We know that the volume is 32. So xyz = 32 since the volume is width times depth times height. Solving for z we get z = 32/xy, which we can plug into the formula for area to eliminate one variable. So A = xy + 2x(32/xy) + 2y(32/xy), or

A(x,y) = xy + 64/y + 64/x

is the function to be minimized.

6. Determine the region R where the function makes sense.
We know the base must be at least 2 ´ 2, so x > 2 and y > 2. We also know that z > 1, so (32/xy) > 1, or 32 > xy (since x and y are both positive the inequality doesn't change). Since x > 2, we know xy > 2y, so 32 > xy > 2y, or 32 > 2y, which means y < 16. Similarly, x < 16. Thus the region is the square pictured.

7. Locate all critical points inside R (discard any outside R).
We need to find where ÑA = (0,0). First, we compute the gradient:

ÑA(x,y) = <y - 64/x2, x - 64/y2>

and this equals <0,0> when y - 64/x2 = 0 and x - 64/y2 = 0. That is, when y = 64/x2 and x = 64/y2. The latter becomes xy2 = 64, into which we substitute the former to get x(64/x2)2 = 64, which becomes 64 = x3, or x = 4. Since y = 64/x2, this means y = 4 as well.

Thus ÑA = <0,0> at (4,4) and no other point. This point is inside the region R, so it is one of our candidates for the minimum value of A.

8. Parameterize the boundary of R in terms of t (using several pieces if necessary).
Since R is a square, we can parameterize each edge separately. For example, the bottom edge goes through the point (2,2) and has direction vector <1,0>, so it can be parameterized by

L1(t) = (2,2) + t <1,0> = (2+t,2).

Similarly the other edges are

L2(t) = (2,2+t)
L3(t) = (2+t,16)
L4(t) = (16,2+t)

9. Form the composition of each boundary parameterization with the function to be optimized.
For line L1, we obtain

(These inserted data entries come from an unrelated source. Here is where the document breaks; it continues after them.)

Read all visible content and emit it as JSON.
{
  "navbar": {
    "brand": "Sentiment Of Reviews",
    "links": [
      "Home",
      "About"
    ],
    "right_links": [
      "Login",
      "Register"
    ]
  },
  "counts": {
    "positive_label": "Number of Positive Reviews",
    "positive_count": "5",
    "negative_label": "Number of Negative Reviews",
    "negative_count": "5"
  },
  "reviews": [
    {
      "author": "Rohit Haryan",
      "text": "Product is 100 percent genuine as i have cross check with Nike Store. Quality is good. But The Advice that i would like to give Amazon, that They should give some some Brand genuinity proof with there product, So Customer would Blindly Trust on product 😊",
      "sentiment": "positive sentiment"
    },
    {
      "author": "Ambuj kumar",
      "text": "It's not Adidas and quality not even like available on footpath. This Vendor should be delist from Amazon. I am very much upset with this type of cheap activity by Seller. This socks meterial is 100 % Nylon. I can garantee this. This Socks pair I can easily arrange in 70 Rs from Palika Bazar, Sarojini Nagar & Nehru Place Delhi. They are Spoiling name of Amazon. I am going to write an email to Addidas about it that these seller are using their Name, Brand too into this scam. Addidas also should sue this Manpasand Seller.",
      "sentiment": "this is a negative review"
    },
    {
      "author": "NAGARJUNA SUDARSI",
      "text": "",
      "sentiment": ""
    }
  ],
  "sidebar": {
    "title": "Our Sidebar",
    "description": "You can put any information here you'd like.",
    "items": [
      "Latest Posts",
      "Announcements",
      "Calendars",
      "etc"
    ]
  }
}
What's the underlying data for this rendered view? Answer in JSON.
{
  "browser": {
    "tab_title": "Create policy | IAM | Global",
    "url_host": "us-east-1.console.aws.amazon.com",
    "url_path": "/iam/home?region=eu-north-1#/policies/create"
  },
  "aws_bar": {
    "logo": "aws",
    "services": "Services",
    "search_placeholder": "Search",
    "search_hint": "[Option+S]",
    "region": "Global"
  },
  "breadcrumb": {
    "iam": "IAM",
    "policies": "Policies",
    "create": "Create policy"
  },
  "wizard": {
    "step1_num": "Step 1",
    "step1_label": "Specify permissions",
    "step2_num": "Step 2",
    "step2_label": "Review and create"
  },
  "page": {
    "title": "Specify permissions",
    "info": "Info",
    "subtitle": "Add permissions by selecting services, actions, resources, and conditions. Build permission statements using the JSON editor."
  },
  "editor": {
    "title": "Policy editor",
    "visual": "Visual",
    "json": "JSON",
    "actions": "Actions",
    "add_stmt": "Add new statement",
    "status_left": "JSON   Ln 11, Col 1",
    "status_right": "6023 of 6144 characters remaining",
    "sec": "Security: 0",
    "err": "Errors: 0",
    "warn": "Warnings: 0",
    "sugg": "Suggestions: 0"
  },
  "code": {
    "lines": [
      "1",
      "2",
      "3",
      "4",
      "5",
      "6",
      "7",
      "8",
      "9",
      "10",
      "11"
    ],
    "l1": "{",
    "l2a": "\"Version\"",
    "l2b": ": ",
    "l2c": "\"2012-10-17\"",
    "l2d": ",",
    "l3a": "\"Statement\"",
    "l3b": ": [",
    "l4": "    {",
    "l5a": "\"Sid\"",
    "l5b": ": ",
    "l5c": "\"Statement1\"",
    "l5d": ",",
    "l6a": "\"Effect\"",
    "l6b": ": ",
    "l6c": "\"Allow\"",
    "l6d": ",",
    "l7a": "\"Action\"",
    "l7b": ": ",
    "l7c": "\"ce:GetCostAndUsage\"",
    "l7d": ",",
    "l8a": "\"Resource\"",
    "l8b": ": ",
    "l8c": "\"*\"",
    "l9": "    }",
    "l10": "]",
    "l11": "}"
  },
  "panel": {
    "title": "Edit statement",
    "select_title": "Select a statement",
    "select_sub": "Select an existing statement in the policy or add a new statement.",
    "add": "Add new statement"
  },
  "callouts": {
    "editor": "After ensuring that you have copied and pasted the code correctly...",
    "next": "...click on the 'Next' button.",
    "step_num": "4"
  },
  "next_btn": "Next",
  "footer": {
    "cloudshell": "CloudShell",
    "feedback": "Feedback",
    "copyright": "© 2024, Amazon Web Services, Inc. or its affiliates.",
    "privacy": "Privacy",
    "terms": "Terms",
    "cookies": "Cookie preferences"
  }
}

 F1(t) = A(g(t)) = A(2+t,2) = (2+t)(2) + 64/(2+t) + 84/2 = 2t + 64/(2+t) + 36.

Note that the interval of t values for this line is 0 < t < 14.

The other lines work similarly.

10. Optimize the compositions as function of one variable (i.e., find where F'(t) = 0 or F' is undefined).
For our F1, F1'(t) = 2 - 64/(2+t)2. This is undefined when (2+t)2 = 0; i.e., when t = -2. This is outside of our interval of t values, so we discard it.

To find where the derivative is 0, we solve for t in 2 - 64/(2+t)2 = 2, so (2+t)2 = 32, or t = sqrt(32) - 2, which is approximately 3.66. This produces the point L1(3.66) = (5.66,2) as a candidate for the minimum value of A, togehter with the two endpoints of the edge at (2,2) and (16,2).

The other three sides can be treated similarly.

11. Check the value of the function at each point obtained in parts 7 and 10. Find the largest or smallest of these. This is the optimal value.
We need to check the points (4,4), (5.66,2), (2,2), (2,16) and the other points obtained from the three other line segments that form the edges of R.
A(4,4) = (4)(4) + 64/4 + 64/4 = 16 + 16 + 16 = 48
A(5.66,2) = (5.66)(2) + 64/5.66 + 64/2 » 54.63
A(2,2) = (2)(2) + 64/2 + 64/2 = 4 + 32 + 32 = 68
A(2,16) = (2)(16) + 64/16 + 64/2 = 32 + 4 + 32 = 68
Notice that the smallest of these is the first one. If you do the other three edges of R you will find that they are larger than 48, so this is the minimum value of A.

12. Compute the quantity actually requested in the problem.

We are looking for the dimensions of the box that yield the minimum area, so we still need to find these. We already have x = 4 and y = 4, so we still need to get z. Since we found above that z = 32/xy, we can use this to find z = 32/(4×4) = 32/16 = 2. Thus the optimal box has a 4 ´ 4 base and is 2 units tall.

Up: Notes for Math 15